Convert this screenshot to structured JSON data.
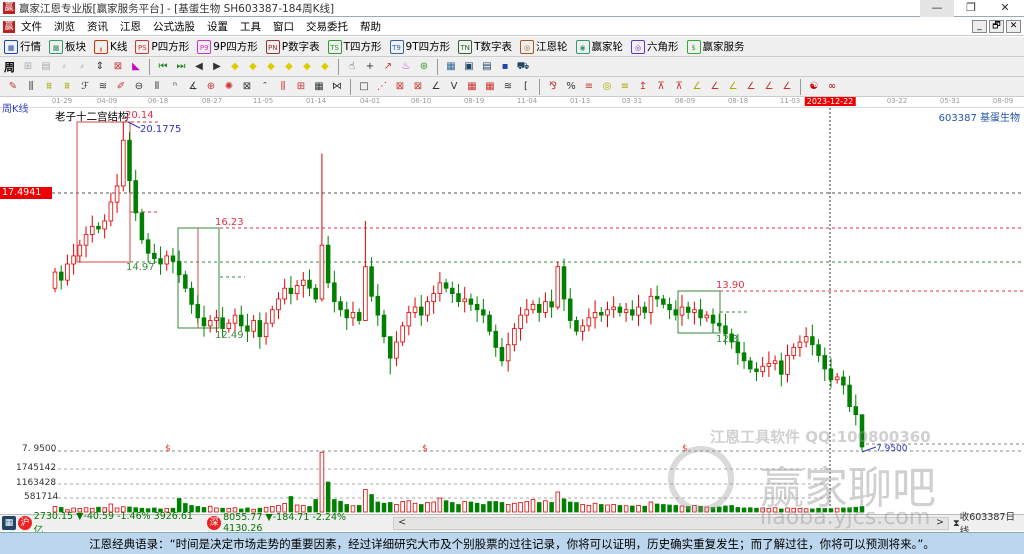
{
  "window": {
    "title": "赢家江恩专业版[赢家服务平台] - [基蛋生物  SH603387-184周K线]",
    "logo": "赢",
    "minimize": "—",
    "restore": "❐",
    "close": "✕"
  },
  "menu": [
    "文件",
    "浏览",
    "资讯",
    "江恩",
    "公式选股",
    "设置",
    "工具",
    "窗口",
    "交易委托",
    "帮助"
  ],
  "mdi_buttons": [
    "_",
    "🗗",
    "✕"
  ],
  "toolbar1": [
    {
      "label": "行情",
      "icon": "grid-icon",
      "glyph": "▦",
      "color": "#24a"
    },
    {
      "label": "板块",
      "icon": "blocks-icon",
      "glyph": "▩",
      "color": "#396"
    },
    {
      "label": "K线",
      "icon": "candles-icon",
      "glyph": "╻",
      "color": "#c30"
    },
    {
      "label": "P四方形",
      "icon": "p-square-icon",
      "glyph": "PS",
      "color": "#c33"
    },
    {
      "label": "9P四方形",
      "icon": "9p-square-icon",
      "glyph": "P9",
      "color": "#c3c"
    },
    {
      "label": "P数字表",
      "icon": "p-table-icon",
      "glyph": "PN",
      "color": "#933"
    },
    {
      "label": "T四方形",
      "icon": "t-square-icon",
      "glyph": "TS",
      "color": "#393"
    },
    {
      "label": "9T四方形",
      "icon": "9t-square-icon",
      "glyph": "T9",
      "color": "#369"
    },
    {
      "label": "T数字表",
      "icon": "t-table-icon",
      "glyph": "TN",
      "color": "#363"
    },
    {
      "label": "江恩轮",
      "icon": "gann-wheel-icon",
      "glyph": "◎",
      "color": "#a52"
    },
    {
      "label": "赢家轮",
      "icon": "winner-wheel-icon",
      "glyph": "◉",
      "color": "#396"
    },
    {
      "label": "六角形",
      "icon": "hexagon-icon",
      "glyph": "◎",
      "color": "#63c"
    },
    {
      "label": "赢家服务",
      "icon": "dollar-icon",
      "glyph": "$",
      "color": "#3a3"
    }
  ],
  "toolbar2": {
    "period": "周",
    "icons": [
      {
        "n": "zoom-icon",
        "g": "⊞",
        "c": "#aaa"
      },
      {
        "n": "page-icon",
        "g": "▤",
        "c": "#aaa"
      },
      {
        "n": "chart-small-icon",
        "g": "⸗",
        "c": "#aaa"
      },
      {
        "n": "chart-small2-icon",
        "g": "⸗",
        "c": "#aaa"
      },
      {
        "n": "cursor-updown-icon",
        "g": "⇕",
        "c": "#333"
      },
      {
        "n": "gann-fan-icon",
        "g": "⊠",
        "c": "#c33"
      },
      {
        "n": "color-fill-icon",
        "g": "◣",
        "c": "#c0c"
      },
      {
        "n": "first-icon",
        "g": "⏮",
        "c": "#282"
      },
      {
        "n": "last-icon",
        "g": "⏭",
        "c": "#282"
      },
      {
        "n": "prev-icon",
        "g": "◀",
        "c": "#333"
      },
      {
        "n": "next-icon",
        "g": "▶",
        "c": "#333"
      },
      {
        "n": "diamond1-icon",
        "g": "◆",
        "c": "#dc0"
      },
      {
        "n": "diamond2-icon",
        "g": "◆",
        "c": "#dc0"
      },
      {
        "n": "diamond3-icon",
        "g": "◆",
        "c": "#dc0"
      },
      {
        "n": "diamond4-icon",
        "g": "◆",
        "c": "#dc0"
      },
      {
        "n": "diamond5-icon",
        "g": "◆",
        "c": "#dc0"
      },
      {
        "n": "diamond6-icon",
        "g": "◆",
        "c": "#dc0"
      },
      {
        "n": "hand-icon",
        "g": "☝",
        "c": "#333"
      },
      {
        "n": "crosshair-icon",
        "g": "+",
        "c": "#333"
      },
      {
        "n": "trend-icon",
        "g": "↗",
        "c": "#c33"
      },
      {
        "n": "gift-icon",
        "g": "♨",
        "c": "#c3c"
      },
      {
        "n": "calc-icon",
        "g": "⊛",
        "c": "#393"
      },
      {
        "n": "calendar-icon",
        "g": "▦",
        "c": "#369"
      },
      {
        "n": "calculator-icon",
        "g": "▣",
        "c": "#246"
      },
      {
        "n": "notes-icon",
        "g": "▤",
        "c": "#246"
      },
      {
        "n": "save-icon",
        "g": "▪",
        "c": "#24a"
      },
      {
        "n": "truck-icon",
        "g": "⛟",
        "c": "#246"
      }
    ]
  },
  "toolbar3": {
    "icons": [
      {
        "n": "pen-icon",
        "g": "✎",
        "c": "#c33"
      },
      {
        "n": "lines-icon",
        "g": "⫼",
        "c": "#333"
      },
      {
        "n": "gold1-icon",
        "g": "⩩",
        "c": "#aa0"
      },
      {
        "n": "gold2-icon",
        "g": "⩩",
        "c": "#aa0"
      },
      {
        "n": "fib-icon",
        "g": "ℱ",
        "c": "#333"
      },
      {
        "n": "wave-icon",
        "g": "≋",
        "c": "#333"
      },
      {
        "n": "draw-icon",
        "g": "✐",
        "c": "#c33"
      },
      {
        "n": "circle-icon",
        "g": "⊖",
        "c": "#333"
      },
      {
        "n": "cycle-icon",
        "g": "⫴",
        "c": "#333"
      },
      {
        "n": "n2-icon",
        "g": "ⁿ",
        "c": "#333"
      },
      {
        "n": "angle-icon",
        "g": "∡",
        "c": "#333"
      },
      {
        "n": "target-icon",
        "g": "⊕",
        "c": "#c33"
      },
      {
        "n": "star-icon",
        "g": "✺",
        "c": "#c33"
      },
      {
        "n": "box-icon",
        "g": "⊠",
        "c": "#333"
      },
      {
        "n": "quote-icon",
        "g": "″",
        "c": "#333"
      },
      {
        "n": "red-lines-icon",
        "g": "⫼",
        "c": "#c33"
      },
      {
        "n": "red-grid-icon",
        "g": "⊞",
        "c": "#c33"
      },
      {
        "n": "hatch-icon",
        "g": "▦",
        "c": "#333"
      },
      {
        "n": "split-icon",
        "g": "⋈",
        "c": "#333"
      },
      {
        "n": "rect-icon",
        "g": "□",
        "c": "#333"
      },
      {
        "n": "fan-icon",
        "g": "⋰",
        "c": "#c33"
      },
      {
        "n": "square-fan-icon",
        "g": "⊠",
        "c": "#c33"
      },
      {
        "n": "square2-icon",
        "g": "⊠",
        "c": "#c33"
      },
      {
        "n": "angle2-icon",
        "g": "∠",
        "c": "#333"
      },
      {
        "n": "v-icon",
        "g": "V",
        "c": "#333"
      },
      {
        "n": "grid2-icon",
        "g": "▦",
        "c": "#c33"
      },
      {
        "n": "grid3-icon",
        "g": "▦",
        "c": "#c33"
      },
      {
        "n": "slash-icon",
        "g": "≋",
        "c": "#333"
      },
      {
        "n": "bracket-icon",
        "g": "[",
        "c": "#333"
      },
      {
        "n": "percent-fan-icon",
        "g": "⅋",
        "c": "#c33"
      },
      {
        "n": "percent-icon",
        "g": "%",
        "c": "#333"
      },
      {
        "n": "pct-lines-icon",
        "g": "≡",
        "c": "#c33"
      },
      {
        "n": "coin-icon",
        "g": "◎",
        "c": "#aa0"
      },
      {
        "n": "gold-lines-icon",
        "g": "≡",
        "c": "#aa0"
      },
      {
        "n": "arrow-up-icon",
        "g": "↥",
        "c": "#c33"
      },
      {
        "n": "gold-a-icon",
        "g": "⊼",
        "c": "#c33"
      },
      {
        "n": "gold-b-icon",
        "g": "⊼",
        "c": "#c33"
      },
      {
        "n": "fan2-icon",
        "g": "∠",
        "c": "#aa0"
      },
      {
        "n": "fan3-icon",
        "g": "∠",
        "c": "#c33"
      },
      {
        "n": "fan4-icon",
        "g": "∠",
        "c": "#aa0"
      },
      {
        "n": "fan5-icon",
        "g": "∠",
        "c": "#c33"
      },
      {
        "n": "fan6-icon",
        "g": "∠",
        "c": "#c33"
      },
      {
        "n": "fan7-icon",
        "g": "∠",
        "c": "#c33"
      },
      {
        "n": "yinyang-icon",
        "g": "☯",
        "c": "#c00"
      },
      {
        "n": "infinity-icon",
        "g": "∞",
        "c": "#c00"
      }
    ]
  },
  "date_axis": [
    "01-29",
    "04-09",
    "06-18",
    "08-27",
    "11-05",
    "01-14",
    "04-01",
    "06-10",
    "08-19",
    "11-04",
    "01-13",
    "03-31",
    "06-09",
    "08-18",
    "11-03",
    "2023-12-22",
    "03-22",
    "05-31",
    "08-09"
  ],
  "chart": {
    "period_label": "周K线",
    "indicator_title": "老子十二宫结构",
    "stock_label": "603387 基蛋生物",
    "cursor_price": "17.4941",
    "price_readout": "7. 9500",
    "annotations": {
      "high_box": "20.14",
      "high_point": "20.1775",
      "box2_top": "16.23",
      "box1_bottom": "14.97",
      "box2_bottom": "12.49",
      "box3_top": "13.90",
      "box3_bottom": "12.3",
      "low_point": "7.9500"
    },
    "dollar_marker": "$",
    "volume_ticks": [
      "1745142",
      "1163428",
      "581714"
    ],
    "colors": {
      "up": "#e00000",
      "down": "#008000",
      "level_red": "#dd3344",
      "level_green": "#3a8a3a",
      "note_blue": "#3333bb"
    }
  },
  "chart_data": {
    "type": "candlestick",
    "closes": [
      14.6,
      14.3,
      14.9,
      15.2,
      15.6,
      16.0,
      16.3,
      16.2,
      16.5,
      17.2,
      17.8,
      19.5,
      18.0,
      16.8,
      15.8,
      15.3,
      15.1,
      14.9,
      15.2,
      15.0,
      14.5,
      14.0,
      13.4,
      12.9,
      12.6,
      12.8,
      12.9,
      12.5,
      12.7,
      13.0,
      12.6,
      12.4,
      12.8,
      12.2,
      12.7,
      13.2,
      13.6,
      14.0,
      13.8,
      14.1,
      14.3,
      14.0,
      13.6,
      15.6,
      14.2,
      13.5,
      13.2,
      12.9,
      13.1,
      12.8,
      14.8,
      13.7,
      13.0,
      12.2,
      11.4,
      12.0,
      12.6,
      13.1,
      13.3,
      13.0,
      13.5,
      13.8,
      14.2,
      14.0,
      13.8,
      13.5,
      13.6,
      13.4,
      13.2,
      13.0,
      12.4,
      11.8,
      11.3,
      11.9,
      12.5,
      13.0,
      13.2,
      13.4,
      13.1,
      13.5,
      13.3,
      14.8,
      13.6,
      12.8,
      12.4,
      12.6,
      12.9,
      13.1,
      13.0,
      13.2,
      13.3,
      13.1,
      13.2,
      13.0,
      13.3,
      13.1,
      13.7,
      13.6,
      13.4,
      13.2,
      13.0,
      13.3,
      13.1,
      13.2,
      12.9,
      13.0,
      12.7,
      12.6,
      12.3,
      12.0,
      11.6,
      11.3,
      11.0,
      10.9,
      11.1,
      11.2,
      11.3,
      10.8,
      11.5,
      11.8,
      12.0,
      12.2,
      11.9,
      11.5,
      11.0,
      10.6,
      10.7,
      10.4,
      9.6,
      9.3,
      8.1
    ],
    "first_open": 14.0,
    "wick_overrides": {
      "11": [
        20.1775,
        17.6
      ],
      "43": [
        19.0,
        13.5
      ],
      "50": [
        16.5,
        12.8
      ],
      "54": [
        11.9,
        10.8
      ],
      "81": [
        15.0,
        13.2
      ],
      "130": [
        9.3,
        7.95
      ]
    },
    "volumes_k": [
      220,
      180,
      90,
      160,
      140,
      170,
      150,
      190,
      170,
      320,
      160,
      210,
      200,
      170,
      150,
      130,
      160,
      120,
      140,
      150,
      540,
      340,
      260,
      220,
      180,
      230,
      160,
      150,
      140,
      170,
      120,
      160,
      110,
      150,
      180,
      220,
      260,
      340,
      620,
      280,
      260,
      220,
      500,
      2400,
      1200,
      500,
      430,
      300,
      250,
      260,
      900,
      700,
      400,
      350,
      380,
      300,
      420,
      450,
      350,
      300,
      380,
      400,
      560,
      450,
      380,
      300,
      420,
      400,
      350,
      300,
      420,
      420,
      380,
      300,
      350,
      380,
      420,
      500,
      380,
      450,
      380,
      800,
      520,
      400,
      380,
      300,
      260,
      350,
      300,
      280,
      300,
      260,
      250,
      240,
      260,
      230,
      400,
      320,
      300,
      280,
      260,
      240,
      220,
      260,
      230,
      200,
      180,
      200,
      240,
      260,
      180,
      160,
      170,
      150,
      160,
      140,
      170,
      120,
      160,
      150,
      140,
      130,
      120,
      150,
      140,
      130,
      150,
      160,
      170,
      190,
      220
    ],
    "price_range": [
      7.95,
      20.1775
    ]
  },
  "status": {
    "sh_index": "2730.15 ▼-40.59 -1.46% 3926.61亿",
    "sz_index": "8055.77 ▼-184.71 -2.24% 4130.26",
    "scroll_left": "<",
    "scroll_right": ">",
    "right": "收603387日线",
    "sh_icon": "沪",
    "sz_icon": "深"
  },
  "quote": "江恩经典语录：“时间是决定市场走势的重要因素，经过详细研究大市及个别股票的过往记录，你将可以证明，历史确实重复发生；而了解过往，你将可以预测将来。”。",
  "watermark": {
    "line1": "江恩工具软件  QQ:100800360",
    "line2": "赢家聊吧",
    "line3": "liaoba.yjcs.com"
  }
}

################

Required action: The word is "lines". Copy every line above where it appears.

Written reply:
        "n": "lines-icon",
        "n": "red-lines-icon",
        "n": "pct-lines-icon",
        "n": "gold-lines-icon",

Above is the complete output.